So far, U.S. soldiers have been lucky, if you can call it that. Only one U.S. soldier has been confirmed dead, but five were wounded in Najaf, another seven were wounded in fighting in Sadr City in Baghdad, and a U.S. helicopter was downed, the crew taken away wounded. Some clashes have also been reported between Sadr supporters and British troops in Basra.
Likewise, Iraqi police and army forces have also been targeted in attacks that have caused considerable loss of life and wounded, effecting both soldiers and Iraqi civilians.
The question at this point is, how big will this uprising get? Ginmar calls it "a smaller scale April", referring to the uprisings that killed 135 U.S. soldiers that month, the costliest month of the war so far. I think it's premature to say that this is going to be a smaller scale event, however, for a few reasons:

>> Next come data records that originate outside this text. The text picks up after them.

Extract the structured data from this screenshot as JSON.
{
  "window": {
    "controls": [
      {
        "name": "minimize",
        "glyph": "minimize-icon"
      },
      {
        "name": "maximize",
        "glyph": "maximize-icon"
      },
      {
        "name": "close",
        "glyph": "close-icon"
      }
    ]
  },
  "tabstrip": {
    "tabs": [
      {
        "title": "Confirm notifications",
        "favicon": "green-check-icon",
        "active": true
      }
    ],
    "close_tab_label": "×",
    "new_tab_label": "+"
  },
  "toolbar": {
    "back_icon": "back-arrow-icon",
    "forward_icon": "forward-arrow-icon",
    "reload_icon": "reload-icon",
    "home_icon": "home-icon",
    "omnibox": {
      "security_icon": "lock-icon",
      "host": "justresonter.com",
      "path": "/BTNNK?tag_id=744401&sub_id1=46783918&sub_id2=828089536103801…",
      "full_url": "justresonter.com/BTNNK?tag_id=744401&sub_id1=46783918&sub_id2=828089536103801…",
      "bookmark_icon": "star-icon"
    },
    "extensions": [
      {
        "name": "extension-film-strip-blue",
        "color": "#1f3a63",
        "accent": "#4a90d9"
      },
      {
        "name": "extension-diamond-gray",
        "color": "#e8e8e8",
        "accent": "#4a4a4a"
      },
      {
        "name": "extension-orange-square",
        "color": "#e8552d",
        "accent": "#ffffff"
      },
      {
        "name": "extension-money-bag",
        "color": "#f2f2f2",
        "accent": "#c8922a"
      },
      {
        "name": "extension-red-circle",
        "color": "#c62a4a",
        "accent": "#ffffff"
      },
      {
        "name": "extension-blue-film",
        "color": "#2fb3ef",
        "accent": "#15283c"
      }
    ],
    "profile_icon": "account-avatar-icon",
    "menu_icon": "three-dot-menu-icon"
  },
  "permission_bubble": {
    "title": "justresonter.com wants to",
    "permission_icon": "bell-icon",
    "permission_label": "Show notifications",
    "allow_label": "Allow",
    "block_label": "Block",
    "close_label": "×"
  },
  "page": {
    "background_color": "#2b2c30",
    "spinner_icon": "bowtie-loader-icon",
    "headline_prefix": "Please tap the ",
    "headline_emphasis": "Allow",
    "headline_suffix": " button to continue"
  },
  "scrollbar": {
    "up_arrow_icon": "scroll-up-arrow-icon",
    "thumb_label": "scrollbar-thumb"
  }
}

1> Many Iraqis will be going to Friday prayers at mosques all throughout Iraq tomorrow. What they hear from their local religious leaders will have a considerable connection with how major this uprising is. The uprising in April got considerably worse when Iraqis, sympathetic to the horrors of Fallujah, were swayed by local preachers throughout the country. Many of those arguing for united opposition then were supporters of al-Sadr, whose April uprising fed upon incidents in Fallujah, just as much as incidents in Iraq's spiritual capital of Najaf. It is entirely possible that Sunni religious groups, such as The Association of Islamic Scholars, will speak out in support of the Sadrists, returning the favor, you might say, for their support in the past.
2> Even if the size of the uprising is smaller, there is reason to suspect that the techniques used by the Sadrists will be more effective. In the April uprising, the Sadrists showed themselves to be absolutely terrible shots, and were slaughtered by the dozens. Repeatedly, they failed to exploit potential U.S. weaknesses, throwing their bodies into the meat grinder. Already, however, we have seen different -- and arguably more effective -- tactics than in the first uprising. Carbombs targeting police stations. Effective targeting of U.S. helicopters. Explosive-oriented ambushes. Hostage taking. There is even a strong potential for suicide bombers and females to be involved in the insurrection, making it hard and costly for U.S. troops to trust the local citizenry, and possibly further alienating them from mainstream Iraqis. All these techniques exploit U.S. weaknesses in this kind of fight, as U.S. military forces do better when they can gain good intelligence from the locals and have large formations of enemies to target. As we've seen time and again, failure to have good intelligence on enemy positions leads to civilian casualties, which can potentially incite Iraqis and make the uprising worse, as we have previously seen in Fallujah.
3> Infrastructure attacks. Arguably the greatest victory for the Iraqi resistance in April wasn't that the U.S. lost over a hundred soldiers that month. Rather, it was that truckers, foriegn businesses, and reconstruction workers fled Iraq, setting back the reconstruction in Iraq by months, damaging power output noticeably, and causing serious supply problems for the U.S. Army that, had they persisted, would have caused serious problems. These supply problems contributed greatly to the U.S. making peace with the Fallujah resistance and the Sadrists, largely on their terms, leaving Fallujah to the resistance and Najaf to the Sadrists. During the April uprising, soldiers were forced to resort to MREs (meals ready-to-eat) as supplies weren't arriving and foriegn help was in short supply. Some units also faced disconcerting water shortages. That, incidentally, is a huge consideration in this uprising, given the summer weather. If Sadr supporters can effectively target the infrastructure that delivers water to the U.S. troops, primarily targeting their efforts towards cutting off U.S. troops and supplies with improvised explosive devices along with targeting those who deliver U.S. supplies, they might have a higher degree of success than they've had in the past.
No, I don't think the U.S. Army is going to dry up and blow away, but it does seem reasonable to assume that Sadr's supporters will learn from past lessons. For now, though, we're in a waiting game. Hopefully, things won't get as bad as they did in the past.